By Mortz C. Ortigoza
CALASIAO - With countless couples he wedded already, the young mayor here said one of the funny incidents was when the groom wanted to revoke the wedding a day after he married them.
Mayor Mark Roy Macanlalay said the new husband wanted to be separated from the new wife because she would not allow the former to go out of the house to attend the evening event of the village’s fiesta.
“Meron iyong isa pero hindi ko alam kung natuloy ba iyan kinasal siya itong araw na ito dahil fiesta sa barangay. Next day nakikipag hiwalay dahil hindi ata pinayagan lumabas si lalaki,” he stressed.
He advised the husband that he could not do it aside that the wife was already pregnant.
Macanlalay would not cite the village here where the couples who quarrelled lived.

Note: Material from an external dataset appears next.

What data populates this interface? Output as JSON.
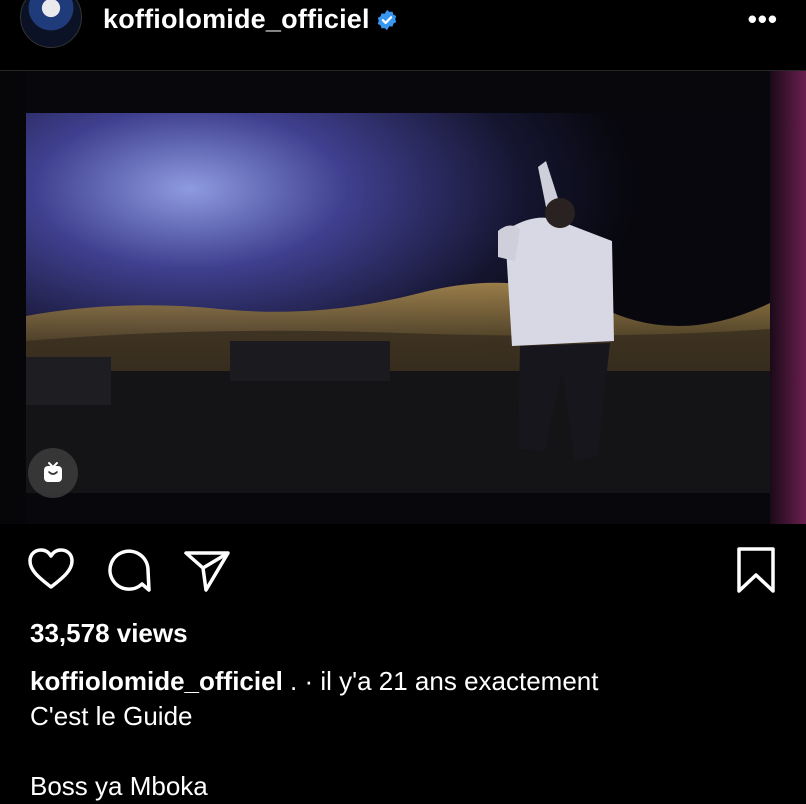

He said in his five years as mayor he solemnized already more than 500 pairs.
“In the mass wedding alone in the mall and at the plaza that were already 500! Not to mention the weekly wedding I officiated in the town hall”.
He said the couple chose him to officiate their ceremony because they already knew him and witnessed how he humoured the couples to ease them up.
“They know they have to spend money in a church wedding. They do not know the judge. The mayor is the most “flexible” person they know”.
The Local Government Code (LGC) of the Philippine allows chief executive of the towns and cities to officiate wedding while the Family Code of the Philippines allows only registered Church officials and any incumbent member of the judiciary to officiate at weddings.
In certain cases, a ship captain or airline chief, the military commander of a unit in the absence of the chaplain, and consular officials abroad may officiates marriages.
According to Abono Party-list Congressman Conrad Estrella in his late 1990s interview as quoted by UCANews.com: “There are many couples in the rural areas who want to get married but they cannot afford to pay the huge expenses of a Church wedding”.
In the Philippines, couples may pay for an "Especial Mass," which among other advantages includes a choir, flowers, red carpet and choice of dates.
Couples who cannot afford such a wedding are married in "ordinary" weddings, which are conducted on Saturdays during regular Masses with more than one couple. Couples can also opt for a wedding on another day without a Mass.
Macanlalay said several couples tried to give him monies even most of them came from the marginalized section of the society while the few came from the well-to-do, but they all rejected them.
“Many of them try to give monies but I declined. I told them what I do was service as public official. May mga well-off ginagawa magbigay ng fruit baskets. Siyempre pag may ganoon di ko tinatangihan. Pero pag pera tangihan ko, minsan nag-aabot pa sila ng sobre”.
LGC says the mayor can only wed in his jurisdiction.
The mayor was just wedded too with Byorn Mangahas from Barangay San Miguel here last May 1 in a Christian ceremony at Camp John Hay in Baguio City and an extended celebration at the air conditioned Stadia in Dagupan City for relatives and political supporters.
The crowd relished the twin celebrations as the mayor and his bride shook and gyrated to the tune of the music as one of the treats of the wedding.